(Excerpted records):
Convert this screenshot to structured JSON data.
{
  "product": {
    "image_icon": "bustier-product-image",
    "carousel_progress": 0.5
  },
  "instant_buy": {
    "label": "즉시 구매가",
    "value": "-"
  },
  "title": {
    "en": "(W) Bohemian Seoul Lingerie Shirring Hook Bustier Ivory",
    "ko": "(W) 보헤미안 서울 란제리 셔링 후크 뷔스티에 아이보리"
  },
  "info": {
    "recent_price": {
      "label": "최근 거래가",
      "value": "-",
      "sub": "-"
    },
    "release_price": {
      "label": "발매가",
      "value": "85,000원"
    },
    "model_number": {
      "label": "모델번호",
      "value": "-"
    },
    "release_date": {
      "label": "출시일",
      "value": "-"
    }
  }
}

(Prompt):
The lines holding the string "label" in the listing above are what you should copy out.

(Solution to this task):
    "label": "즉시 구매가",
      "label": "최근 거래가",
      "label": "발매가",
      "label": "모델번호",
      "label": "출시일",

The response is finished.